* **Directions**
Every line containing the string "JSON" should be returned from the records.

Dataset items:

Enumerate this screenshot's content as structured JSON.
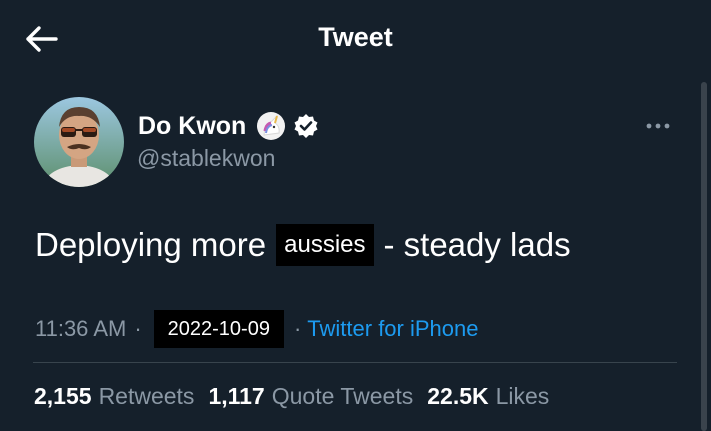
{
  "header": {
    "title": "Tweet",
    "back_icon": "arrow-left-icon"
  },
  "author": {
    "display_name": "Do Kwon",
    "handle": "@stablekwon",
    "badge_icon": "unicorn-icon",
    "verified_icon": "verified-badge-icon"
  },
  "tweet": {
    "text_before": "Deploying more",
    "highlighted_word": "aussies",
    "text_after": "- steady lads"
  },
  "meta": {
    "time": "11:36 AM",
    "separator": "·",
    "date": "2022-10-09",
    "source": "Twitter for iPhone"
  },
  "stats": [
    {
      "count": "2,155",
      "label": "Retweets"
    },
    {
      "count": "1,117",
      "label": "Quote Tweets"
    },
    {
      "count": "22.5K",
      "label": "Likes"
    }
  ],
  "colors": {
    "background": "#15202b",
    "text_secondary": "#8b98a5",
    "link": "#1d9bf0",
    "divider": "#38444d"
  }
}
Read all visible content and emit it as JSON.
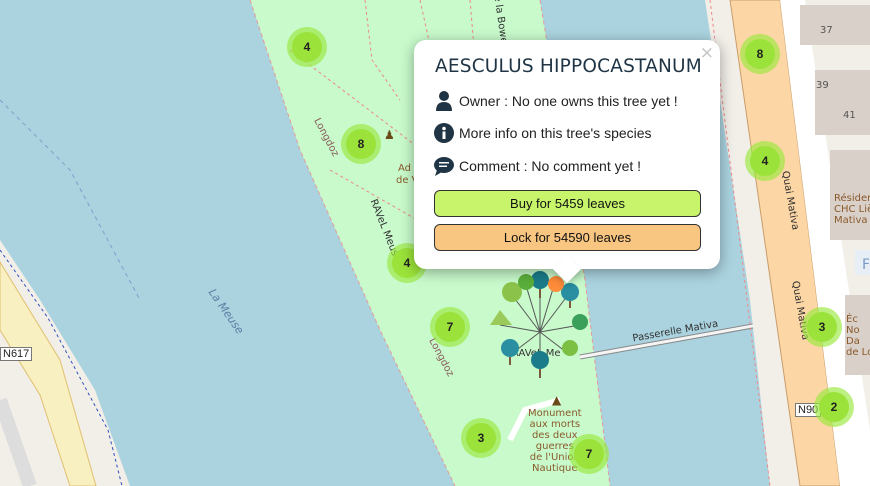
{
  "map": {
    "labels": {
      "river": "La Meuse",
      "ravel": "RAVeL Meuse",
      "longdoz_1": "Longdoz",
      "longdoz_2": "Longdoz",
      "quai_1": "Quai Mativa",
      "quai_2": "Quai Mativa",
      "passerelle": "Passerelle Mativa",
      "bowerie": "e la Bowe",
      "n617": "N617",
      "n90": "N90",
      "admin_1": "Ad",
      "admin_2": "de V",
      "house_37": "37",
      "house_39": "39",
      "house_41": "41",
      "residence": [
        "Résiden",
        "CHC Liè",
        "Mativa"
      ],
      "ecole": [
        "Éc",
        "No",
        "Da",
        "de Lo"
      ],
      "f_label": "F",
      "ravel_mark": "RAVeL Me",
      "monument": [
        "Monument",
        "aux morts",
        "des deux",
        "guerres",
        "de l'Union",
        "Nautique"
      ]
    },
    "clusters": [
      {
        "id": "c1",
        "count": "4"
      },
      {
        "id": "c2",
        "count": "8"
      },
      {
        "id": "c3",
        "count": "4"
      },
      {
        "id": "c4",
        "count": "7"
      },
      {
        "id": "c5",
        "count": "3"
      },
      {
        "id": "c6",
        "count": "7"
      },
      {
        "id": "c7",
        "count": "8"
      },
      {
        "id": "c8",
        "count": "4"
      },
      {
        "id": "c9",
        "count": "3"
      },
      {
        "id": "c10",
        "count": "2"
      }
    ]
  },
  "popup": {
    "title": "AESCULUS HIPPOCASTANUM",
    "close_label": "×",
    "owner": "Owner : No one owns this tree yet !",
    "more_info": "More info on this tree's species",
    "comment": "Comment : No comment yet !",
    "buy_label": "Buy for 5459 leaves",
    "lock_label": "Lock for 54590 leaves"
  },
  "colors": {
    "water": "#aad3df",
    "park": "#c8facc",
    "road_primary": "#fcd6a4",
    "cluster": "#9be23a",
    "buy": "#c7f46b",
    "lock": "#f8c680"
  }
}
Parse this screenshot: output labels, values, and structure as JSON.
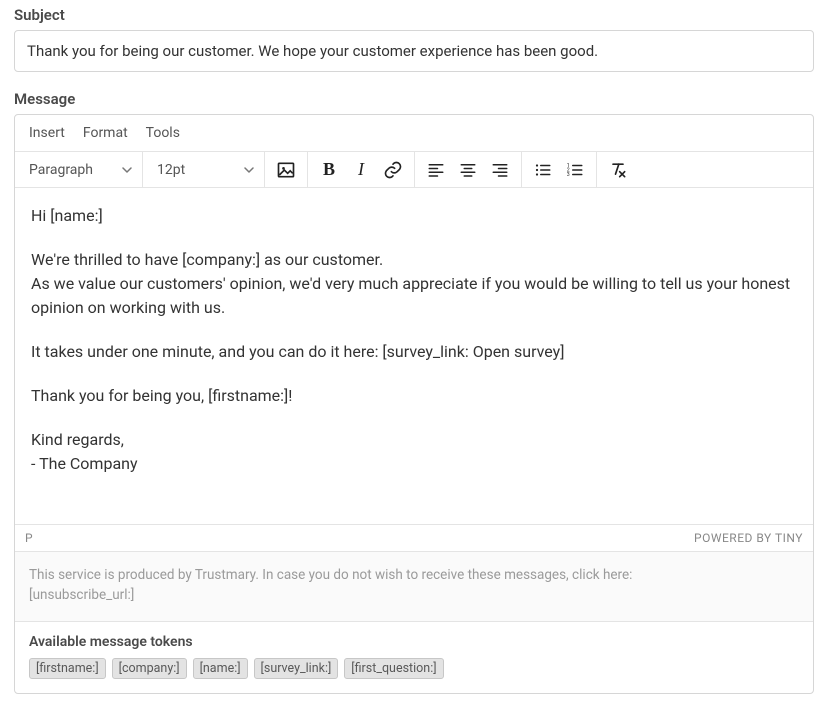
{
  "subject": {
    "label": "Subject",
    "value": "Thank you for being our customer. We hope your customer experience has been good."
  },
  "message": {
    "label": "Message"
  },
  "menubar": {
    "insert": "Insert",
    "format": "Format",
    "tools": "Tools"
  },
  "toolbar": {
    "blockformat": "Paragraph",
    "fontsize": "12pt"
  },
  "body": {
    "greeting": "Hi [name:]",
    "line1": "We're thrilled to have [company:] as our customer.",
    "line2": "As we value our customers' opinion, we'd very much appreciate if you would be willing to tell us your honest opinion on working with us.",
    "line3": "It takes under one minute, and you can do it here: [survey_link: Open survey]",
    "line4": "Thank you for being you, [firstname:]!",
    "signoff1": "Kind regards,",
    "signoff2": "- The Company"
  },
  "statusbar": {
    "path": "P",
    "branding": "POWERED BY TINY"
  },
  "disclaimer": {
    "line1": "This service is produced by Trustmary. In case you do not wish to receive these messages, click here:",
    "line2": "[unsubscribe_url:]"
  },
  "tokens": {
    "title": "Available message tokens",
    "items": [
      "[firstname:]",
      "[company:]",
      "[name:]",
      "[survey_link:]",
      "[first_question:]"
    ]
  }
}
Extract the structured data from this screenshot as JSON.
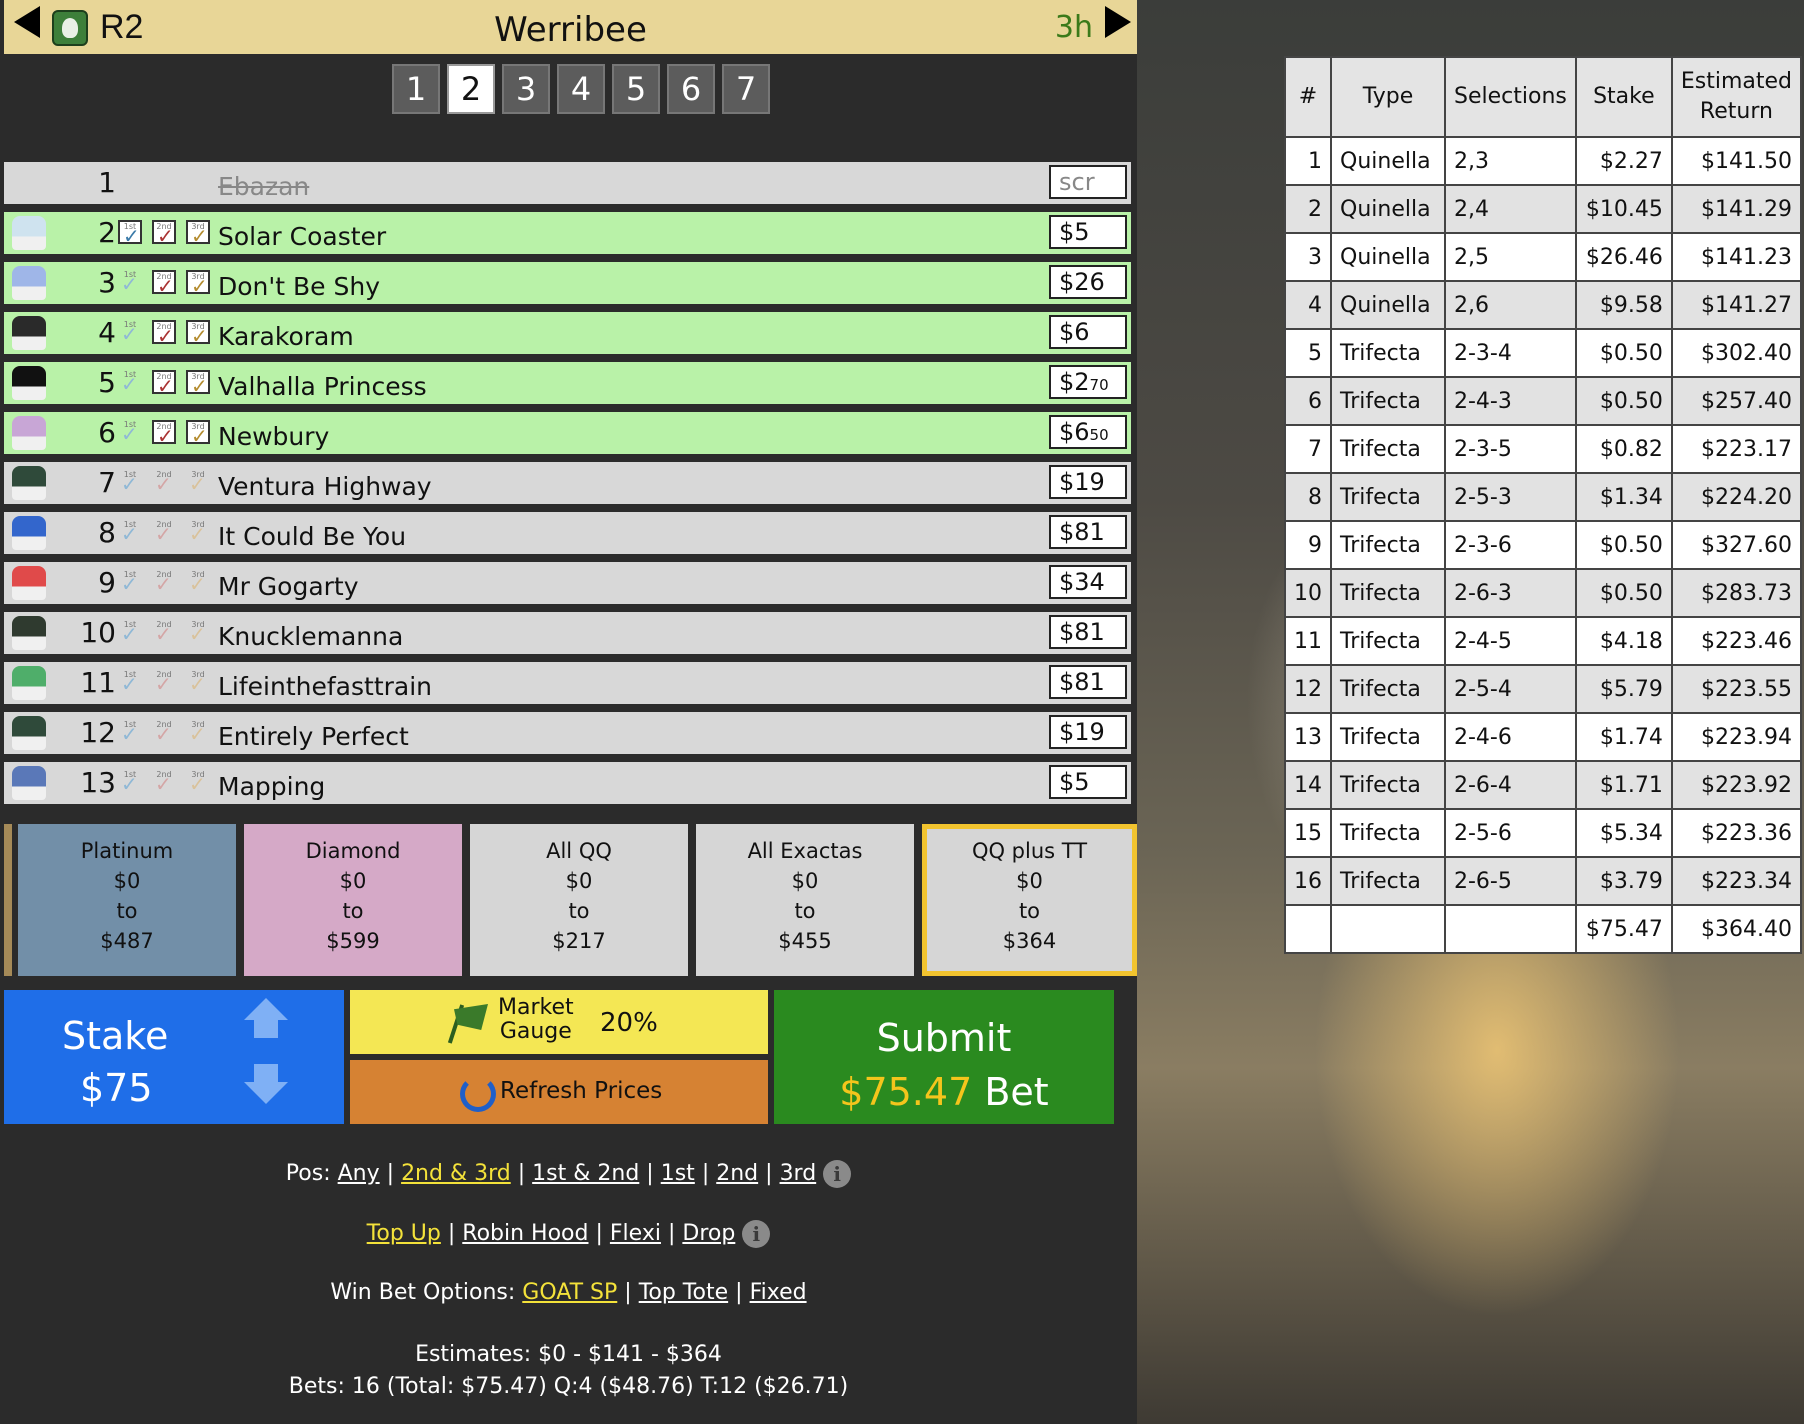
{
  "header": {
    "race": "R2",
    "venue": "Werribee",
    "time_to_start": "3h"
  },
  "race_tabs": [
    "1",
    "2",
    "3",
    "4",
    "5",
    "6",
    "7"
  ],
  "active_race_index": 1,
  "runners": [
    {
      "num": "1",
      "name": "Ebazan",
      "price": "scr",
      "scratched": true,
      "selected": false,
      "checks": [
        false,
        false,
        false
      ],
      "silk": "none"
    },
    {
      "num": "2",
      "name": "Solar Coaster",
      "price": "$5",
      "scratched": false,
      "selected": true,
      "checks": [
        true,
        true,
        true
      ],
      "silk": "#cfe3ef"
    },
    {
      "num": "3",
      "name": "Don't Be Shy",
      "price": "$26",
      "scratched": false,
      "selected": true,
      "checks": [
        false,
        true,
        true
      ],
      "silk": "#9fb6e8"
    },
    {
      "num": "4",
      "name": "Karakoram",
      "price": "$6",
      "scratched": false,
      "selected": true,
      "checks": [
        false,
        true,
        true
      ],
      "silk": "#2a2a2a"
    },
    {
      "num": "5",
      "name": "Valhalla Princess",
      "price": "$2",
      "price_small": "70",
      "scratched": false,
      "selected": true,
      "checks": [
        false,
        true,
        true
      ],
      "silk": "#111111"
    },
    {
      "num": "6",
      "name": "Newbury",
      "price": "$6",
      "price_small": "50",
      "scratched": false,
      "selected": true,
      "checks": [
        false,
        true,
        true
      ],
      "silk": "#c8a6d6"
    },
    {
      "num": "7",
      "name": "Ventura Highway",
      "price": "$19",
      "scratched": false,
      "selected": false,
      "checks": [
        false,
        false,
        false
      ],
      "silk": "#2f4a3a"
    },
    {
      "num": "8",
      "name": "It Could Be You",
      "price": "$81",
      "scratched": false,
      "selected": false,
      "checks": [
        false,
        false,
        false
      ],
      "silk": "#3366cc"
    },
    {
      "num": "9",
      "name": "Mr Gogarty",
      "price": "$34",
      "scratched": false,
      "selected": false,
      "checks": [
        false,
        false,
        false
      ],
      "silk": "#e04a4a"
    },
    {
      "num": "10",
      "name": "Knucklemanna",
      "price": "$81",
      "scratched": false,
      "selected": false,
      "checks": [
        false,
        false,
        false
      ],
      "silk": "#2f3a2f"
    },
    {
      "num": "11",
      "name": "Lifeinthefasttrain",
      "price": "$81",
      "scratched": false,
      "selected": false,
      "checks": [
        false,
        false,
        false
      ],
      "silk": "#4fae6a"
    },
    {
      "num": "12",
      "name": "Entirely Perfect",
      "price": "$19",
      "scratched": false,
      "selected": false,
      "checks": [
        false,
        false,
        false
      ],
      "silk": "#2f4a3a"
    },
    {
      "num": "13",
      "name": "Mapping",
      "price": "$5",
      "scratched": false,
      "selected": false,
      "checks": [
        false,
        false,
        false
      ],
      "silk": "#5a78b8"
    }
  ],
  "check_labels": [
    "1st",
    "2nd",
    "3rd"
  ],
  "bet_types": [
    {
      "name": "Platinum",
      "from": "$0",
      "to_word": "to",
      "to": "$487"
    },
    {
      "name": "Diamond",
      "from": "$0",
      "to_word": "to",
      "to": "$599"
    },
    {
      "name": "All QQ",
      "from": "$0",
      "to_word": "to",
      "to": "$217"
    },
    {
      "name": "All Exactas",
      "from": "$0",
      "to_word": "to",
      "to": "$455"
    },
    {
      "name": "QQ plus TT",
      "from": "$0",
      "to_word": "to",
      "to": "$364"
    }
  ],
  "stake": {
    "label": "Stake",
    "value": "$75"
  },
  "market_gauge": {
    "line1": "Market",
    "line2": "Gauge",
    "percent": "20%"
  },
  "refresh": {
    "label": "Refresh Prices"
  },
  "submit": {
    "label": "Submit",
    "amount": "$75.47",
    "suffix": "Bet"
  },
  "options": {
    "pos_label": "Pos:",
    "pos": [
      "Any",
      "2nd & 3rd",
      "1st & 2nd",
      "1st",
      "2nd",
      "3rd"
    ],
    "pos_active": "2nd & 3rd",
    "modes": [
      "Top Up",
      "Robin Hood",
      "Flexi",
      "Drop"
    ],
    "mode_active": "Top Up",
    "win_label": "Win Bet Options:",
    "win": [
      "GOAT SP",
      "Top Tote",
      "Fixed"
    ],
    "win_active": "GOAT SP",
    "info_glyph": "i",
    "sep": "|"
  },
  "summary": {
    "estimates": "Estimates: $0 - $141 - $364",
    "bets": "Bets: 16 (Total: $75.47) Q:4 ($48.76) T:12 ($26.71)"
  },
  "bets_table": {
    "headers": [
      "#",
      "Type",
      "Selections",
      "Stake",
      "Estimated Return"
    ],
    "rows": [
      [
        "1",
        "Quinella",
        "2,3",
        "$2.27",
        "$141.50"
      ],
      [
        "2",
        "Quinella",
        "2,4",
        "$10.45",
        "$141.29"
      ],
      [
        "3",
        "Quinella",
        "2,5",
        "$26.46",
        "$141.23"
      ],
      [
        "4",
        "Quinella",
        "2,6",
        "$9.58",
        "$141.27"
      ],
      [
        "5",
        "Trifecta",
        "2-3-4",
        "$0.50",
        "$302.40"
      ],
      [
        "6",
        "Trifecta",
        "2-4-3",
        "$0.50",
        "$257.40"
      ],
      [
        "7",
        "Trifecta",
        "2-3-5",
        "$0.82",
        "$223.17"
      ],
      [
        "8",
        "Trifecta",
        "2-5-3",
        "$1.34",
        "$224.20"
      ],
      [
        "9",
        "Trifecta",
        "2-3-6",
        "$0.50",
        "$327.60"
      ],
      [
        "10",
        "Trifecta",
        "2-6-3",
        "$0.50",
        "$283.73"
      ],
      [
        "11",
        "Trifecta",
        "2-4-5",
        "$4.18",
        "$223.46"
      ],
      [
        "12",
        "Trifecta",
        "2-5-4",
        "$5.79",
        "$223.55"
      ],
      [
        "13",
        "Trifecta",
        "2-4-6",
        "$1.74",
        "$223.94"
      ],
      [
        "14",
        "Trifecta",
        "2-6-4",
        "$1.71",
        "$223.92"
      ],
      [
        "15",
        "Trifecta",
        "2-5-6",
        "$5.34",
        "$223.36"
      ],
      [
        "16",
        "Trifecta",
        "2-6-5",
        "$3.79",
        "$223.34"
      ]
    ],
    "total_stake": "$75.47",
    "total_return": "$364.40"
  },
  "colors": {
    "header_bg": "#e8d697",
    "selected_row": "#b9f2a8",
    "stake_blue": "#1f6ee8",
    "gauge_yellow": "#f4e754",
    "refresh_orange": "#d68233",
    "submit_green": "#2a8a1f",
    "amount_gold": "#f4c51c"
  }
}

* **Answer to this exercise**
Enumerate this screenshot's content as structured JSON.
Read all visible content and emit it as JSON.
Parse this screenshot: output labels, values, and structure as JSON.
Extract the structured data from this screenshot as JSON.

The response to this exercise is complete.